* _WORK INSTRUCTIONS_: Could you copy each line of the listing that holds "hydro"?

* _AVAILABLE DATA_:

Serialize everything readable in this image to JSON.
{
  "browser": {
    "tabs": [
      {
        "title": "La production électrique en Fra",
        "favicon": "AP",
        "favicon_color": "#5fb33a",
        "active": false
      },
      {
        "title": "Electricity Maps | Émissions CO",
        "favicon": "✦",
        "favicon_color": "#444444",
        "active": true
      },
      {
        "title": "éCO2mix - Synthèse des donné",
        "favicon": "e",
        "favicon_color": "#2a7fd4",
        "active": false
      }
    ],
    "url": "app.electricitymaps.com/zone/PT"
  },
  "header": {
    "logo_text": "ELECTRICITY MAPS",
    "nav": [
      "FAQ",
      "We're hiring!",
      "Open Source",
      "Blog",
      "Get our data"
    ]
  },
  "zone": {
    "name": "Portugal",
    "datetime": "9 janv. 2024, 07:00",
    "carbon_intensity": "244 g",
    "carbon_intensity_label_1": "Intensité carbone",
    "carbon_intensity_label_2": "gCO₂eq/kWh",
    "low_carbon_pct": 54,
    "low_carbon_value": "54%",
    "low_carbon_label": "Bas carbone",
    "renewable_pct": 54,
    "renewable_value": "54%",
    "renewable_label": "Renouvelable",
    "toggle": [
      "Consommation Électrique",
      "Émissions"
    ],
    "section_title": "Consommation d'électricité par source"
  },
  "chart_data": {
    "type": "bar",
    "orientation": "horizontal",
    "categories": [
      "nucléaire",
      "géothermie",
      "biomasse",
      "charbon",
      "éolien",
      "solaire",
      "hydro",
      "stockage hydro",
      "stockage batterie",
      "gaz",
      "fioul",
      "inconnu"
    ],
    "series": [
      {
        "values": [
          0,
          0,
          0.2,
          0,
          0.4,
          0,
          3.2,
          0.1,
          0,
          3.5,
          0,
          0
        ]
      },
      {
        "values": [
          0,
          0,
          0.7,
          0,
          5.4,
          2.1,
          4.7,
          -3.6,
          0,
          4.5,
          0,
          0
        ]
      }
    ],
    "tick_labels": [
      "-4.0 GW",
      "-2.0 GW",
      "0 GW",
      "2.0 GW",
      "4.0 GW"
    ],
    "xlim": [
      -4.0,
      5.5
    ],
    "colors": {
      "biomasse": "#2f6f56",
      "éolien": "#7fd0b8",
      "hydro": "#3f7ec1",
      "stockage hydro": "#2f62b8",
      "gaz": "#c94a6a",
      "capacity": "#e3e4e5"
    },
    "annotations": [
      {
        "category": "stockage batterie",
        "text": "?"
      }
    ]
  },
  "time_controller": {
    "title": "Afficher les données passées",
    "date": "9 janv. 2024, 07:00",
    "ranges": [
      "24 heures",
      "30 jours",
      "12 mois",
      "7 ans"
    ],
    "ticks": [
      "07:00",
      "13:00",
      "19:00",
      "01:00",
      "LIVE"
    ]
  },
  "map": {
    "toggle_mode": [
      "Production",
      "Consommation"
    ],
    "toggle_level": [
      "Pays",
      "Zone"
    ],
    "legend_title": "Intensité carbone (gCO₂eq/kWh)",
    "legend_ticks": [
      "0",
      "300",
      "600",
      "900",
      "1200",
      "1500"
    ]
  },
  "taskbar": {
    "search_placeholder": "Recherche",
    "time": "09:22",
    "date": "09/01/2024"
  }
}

* _TASK RESULT_:
      "hydro",
      "stockage hydro",
      "hydro": "#3f7ec1",
      "stockage hydro": "#2f62b8",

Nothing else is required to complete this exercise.